Is Friday Night Football A Good Thing?
August 17, 2016
If you exclude European competition, Premier League football is fast developing into a four-day weekend thanks to the introduction of live Friday night matches, starting at Old Trafford in two days time, where Southampton are the visitors.
This alteration represents another move away from the traditional 3pm starts on a Saturday, meaning from August 2016 broadcasters will be able to show 168 games live – an incredible 44 per cent of all top flight matches throughout the campaign. Friday night football will be home to at least 10 matches over the season as the battle for TV rights continues to intensify.
Live football is extremely lucrative business and broadcasters are willing to offer extortionate amounts of money in return for Premier League TV licensing. To put it into context, the Daily Mail reported that Sky paid £2.28bn for their current 116 games per season, or in other words, got 348 games at £6,551,724 each.
In contrast, its arch-rival BT paid £738m for their current 38 games per season, or in other words, got 114 games at £6,473,684 each.
It is Sky Sports that will be first to examine whether or not televising matches on a Friday evening pulls in viewers, with Jeff Stelling and Rachel Riley reigniting their Countdown partnership in what has been billed as Sky’s “biggest ever season of Premier League football.”
This warm up for the weekend is not solving a conundrum, but it once again emphasises football’s continual drift away from its working-class roots and its reckless vision to meet the demands of spectators.
The key reason for weekend games traditionally kicking off at 3pm on Saturdays was when football started up as an organised sport, most industrial workers finished at midday on a Saturday. A 3pm start gave them time to finish work, wash, eat and get down to the ground for the game.
This ritual has become more of a luxury than custom with a tyranny of greed and obsession for revenue exploiting the loyalty of fans amidst the impracticalities that Friday night football is likely to cause.
For away fans, an evening kick-off on a Friday and a journey of any length means a return home in the early hours of Saturday morning. Public transport will be nigh on impossible, therefore making the game even more inaccessible for those without a car.
On the other hand, it can be argued that the beautiful game will forever be cherished and fervent supporters will go out of their way to ensure they are able to watch their beloved club, be it on the big screen or by using every last resource to make their way to the respective stadium.
Stelling is promising the programme will have lighter vibes to those normally associated with Sky Sports on a weekend or Monday night. However, he has maintained that the “star of the show will still be the game” and ultimately that it will attract sizeable interest, no matter what day or time the game is scheduled.
Manchester United vs. Southampton is followed by Chelsea vs. Liverpool, so there is certainly no shortage of quality for those who prefer the comfort of the sofa on a Friday evening.

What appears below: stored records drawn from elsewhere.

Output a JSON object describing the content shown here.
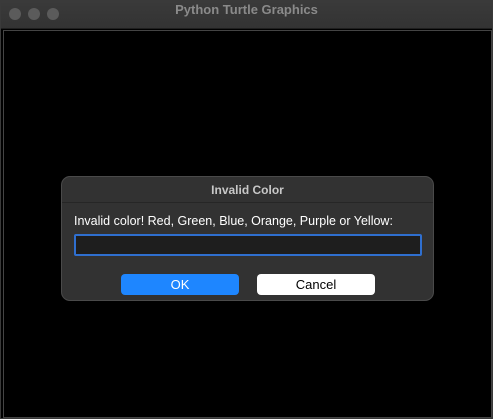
{
  "window": {
    "title": "Python Turtle Graphics"
  },
  "dialog": {
    "title": "Invalid Color",
    "prompt": "Invalid color! Red, Green, Blue, Orange, Purple or Yellow:",
    "input_value": "",
    "ok_label": "OK",
    "cancel_label": "Cancel"
  },
  "colors": {
    "canvas": "#000000",
    "dialog_bg": "#323232",
    "ok_button": "#1e86ff",
    "cancel_button": "#ffffff",
    "input_focus_border": "#2f6fcf"
  },
  "icons": [
    "close-button-dot",
    "minimize-button-dot",
    "zoom-button-dot"
  ]
}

Jose Mourinho’s men will be looking to continue their perfect record under their new boss following victory in the Community Shield, which was backed up by last Sunday’s 1-3 win at the Vitality Stadium. Southampton opened their campaign with a disappointing 1-1 draw at home to Watford and will go into the match on Friday as heavy underdogs, despite winning this fixture in January thanks to a debut winner from Charlie Austin.

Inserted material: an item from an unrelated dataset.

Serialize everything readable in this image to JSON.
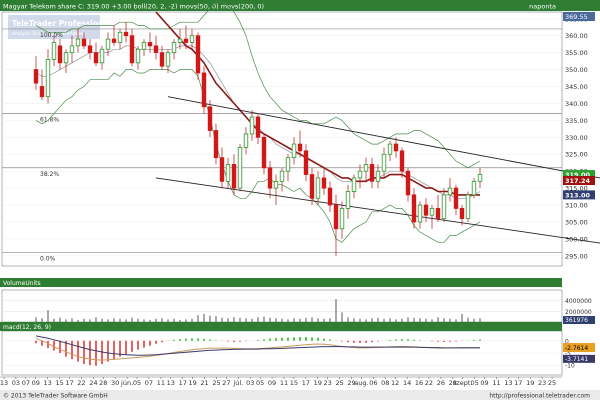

Betway have priced the Saints at 7/1 to repeat this feat, with Manchester United understandably 4/9 favourites and with the luxury of finally being able to select the world’s most expensive player – Paul Pogba. This is further proof that money makes not just the world go round, but the football world too.